the James Tait Black Memorial Prize. Her astringent
and ironic style was much admired. In 1958 she was
made a DBE.
Macaulay, Thomas Babington Macaulay, 1st Baron
(1800–1859). English historian, poet and politician.
A precocious child with a prodigious memory, he
abandoned law for literature and politics soon after
leaving Cambridge. His essays began to appear in
the Edinburgh Review in 1825. Their pretext was
always a recently published book but in reality they
were Macaulay’s own assessments of the subject. First
collected in 1843 they give a magnificent impression
of brilliance sustained over nearly 20 years, those on
*Chatham and *Clive are among the best, that on
Warren *Hastings among the most unfair. As a Whig
MP 1830–34, 1839–47 and 1852–56, Macaulay
displayed his talent in parliament in oratory rather
than debate. He went to India (1834) as legal adviser
to the supreme council and there he wrote a famous
‘minute’ on education and played the leading part in
drawing up a new criminal code. On his return he was
Secretary for War 1839–41 and Paymaster General
1846–47. His History of England from the Accession of
James II (5 vols, 1848–61, incomplete) was passionate
advocacy written from the Whig perspective, with
great narrative skill but flawed by an incapacity to
understand other points of view.
Millgate, J., Macaulay. 1973.
Macbeth (c.1005–1057). King of Scots 1040–57.
Son of the Mórmaer (sub-king) of Moray, he married
Gruoch, granddaughter of Kenneth III. He killed
*Duncan I, seized his throne and ruled until defeated
and killed in battle by Duncan’s son *Malcolm III.
His reign seems to have been relatively prosperous.
He is said to have made a pilgrimage to Rome (1050).
*Shakespeare’s tragedy is based on the account in
*Holinshed’s Chronicle but the characters are largely
MacBride, Sean (1904–1988). Irish politician and

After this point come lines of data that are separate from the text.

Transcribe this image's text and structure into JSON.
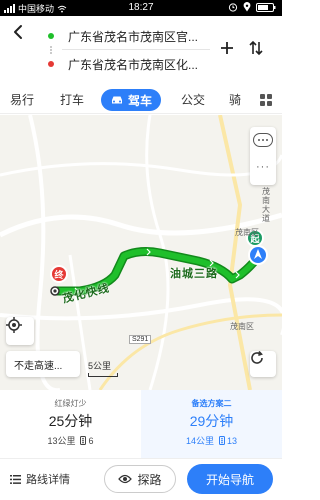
{
  "status_bar": {
    "carrier": "中国移动",
    "time": "18:27"
  },
  "route": {
    "origin": "广东省茂名市茂南区官...",
    "destination": "广东省茂名市茂南区化..."
  },
  "tabs": [
    {
      "label": "易行"
    },
    {
      "label": "打车"
    },
    {
      "label": "驾车"
    },
    {
      "label": "公交"
    },
    {
      "label": "骑"
    }
  ],
  "map": {
    "labels": {
      "district_right": "茂南区",
      "district_bottom": "茂南区",
      "road_badge": "S291",
      "road_side": "茂南大道"
    },
    "route_labels": {
      "left": "茂化快线",
      "right": "油城三路"
    },
    "markers": {
      "start": "起",
      "end": "终"
    },
    "avoid_highway": "不走高速...",
    "scale": "5公里",
    "colors": {
      "route": "#1fbf2b",
      "start_marker": "#1c9c64",
      "end_marker": "#e53935",
      "accent": "#2d7ff9"
    }
  },
  "options": [
    {
      "tag": "红绿灯少",
      "duration": "25分钟",
      "distance": "13公里",
      "lights": "6"
    },
    {
      "tag": "备选方案二",
      "duration": "29分钟",
      "distance": "14公里",
      "lights": "13"
    }
  ],
  "bottom": {
    "details": "路线详情",
    "explore": "探路",
    "start": "开始导航"
  }
}
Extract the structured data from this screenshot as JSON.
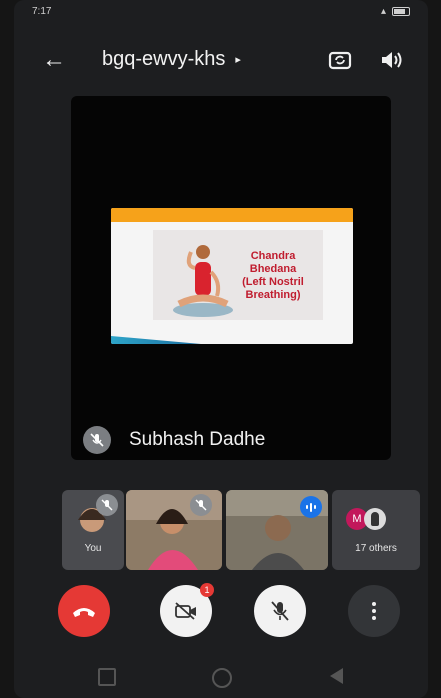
{
  "status_bar": {
    "time": "7:17"
  },
  "header": {
    "meeting_code": "bgq-ewvy-khs",
    "caret": "▸"
  },
  "main_tile": {
    "slide": {
      "text_lines": [
        "Chandra",
        "Bhedana",
        "(Left Nostril",
        "Breathing)"
      ]
    },
    "speaker_name": "Subhash Dadhe"
  },
  "thumbnails": {
    "you_label": "You",
    "others_label": "17 others",
    "others_avatar_letter": "M"
  },
  "controls": {
    "video_badge_count": "1"
  },
  "colors": {
    "end_call": "#e53935",
    "speaking_indicator": "#1a73e8",
    "avatar_m": "#c2185b"
  },
  "icons": {
    "back": "arrow-left",
    "camera_switch": "camera-switch",
    "speaker": "volume-up",
    "end_call": "phone-hangup",
    "video_off": "video-off",
    "mic_off": "mic-off",
    "more": "more-vertical"
  }
}
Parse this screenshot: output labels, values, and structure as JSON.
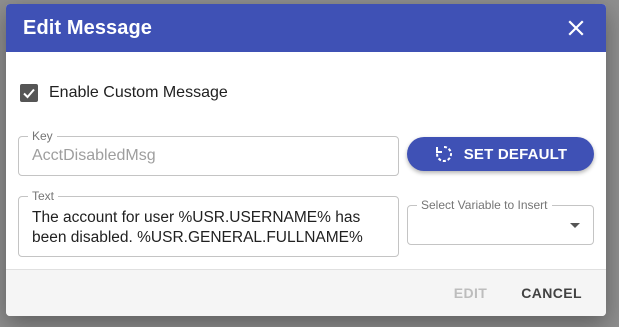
{
  "dialog": {
    "title": "Edit Message",
    "enable_custom_message": {
      "label": "Enable Custom Message",
      "checked": true
    },
    "key_field": {
      "legend": "Key",
      "value": "AcctDisabledMsg"
    },
    "set_default_label": "SET DEFAULT",
    "text_field": {
      "legend": "Text",
      "value": "The account for user %USR.USERNAME% has been disabled. %USR.GENERAL.FULLNAME%"
    },
    "variable_select": {
      "legend": "Select Variable to Insert",
      "value": ""
    },
    "footer": {
      "edit_label": "EDIT",
      "cancel_label": "CANCEL"
    }
  },
  "colors": {
    "primary": "#3f51b5",
    "overlay": "#8f8f8f"
  },
  "icons": {
    "close": "close-icon",
    "check": "check-icon",
    "reset": "reset-icon",
    "dropdown": "chevron-down-icon"
  }
}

lawyer, born in Paris. His father, John MacBride
(1868–1916), was executed by the British after the
Easter rising and his mother Maud Gonne (1866–
1953), an actor and patriot, was the lover of *Yeats.
AÂ journalist, active in the Irish Republican Army
(IRA), he became its commander in chief 1936, and
from 1937 was a senior barrister. He served in the
Irish Dail 1947–57 and was Minister for External
Affairs 1948–51. He helped to found Amnesty
International (1961), became its chairman 1961–75,
worked for UN and UNESCO and won the Nobel
Peace Prize in 1974.
Maccabaeus, Mattathias (d.c.166 BCE). Jewish
Hasmonean ruler. The first members of his dynasty
were known as the Maccabees. Mattathias was a Jewish
priest who led the revolt against King *Antiochus IV
of Syria. It is said that after rejecting all promises
made to him to induce him to abandon his faith he
himself killed the first Jew to approach the heathen
altar. This was the signal for rebellion. Mattathias
gathered an increasing number of followers in the
wilderness whence they raided the towns and villages,
attacked Syrians and reconverted Jews. After his death
his son Judas (Judah) Maccabaeus (d.160 BCE)
took command, reconquered Jerusalem and purified
the temple (165–164). He made an alliance with the
Romans but was killed in battle (160). His brother
Jonathan (d.142 BCE), who became high priest,
was treacherously executed by the Syrians. Another
brother, Simon (d.135 BCE), who also gained Roman
recognition and support, completely re-established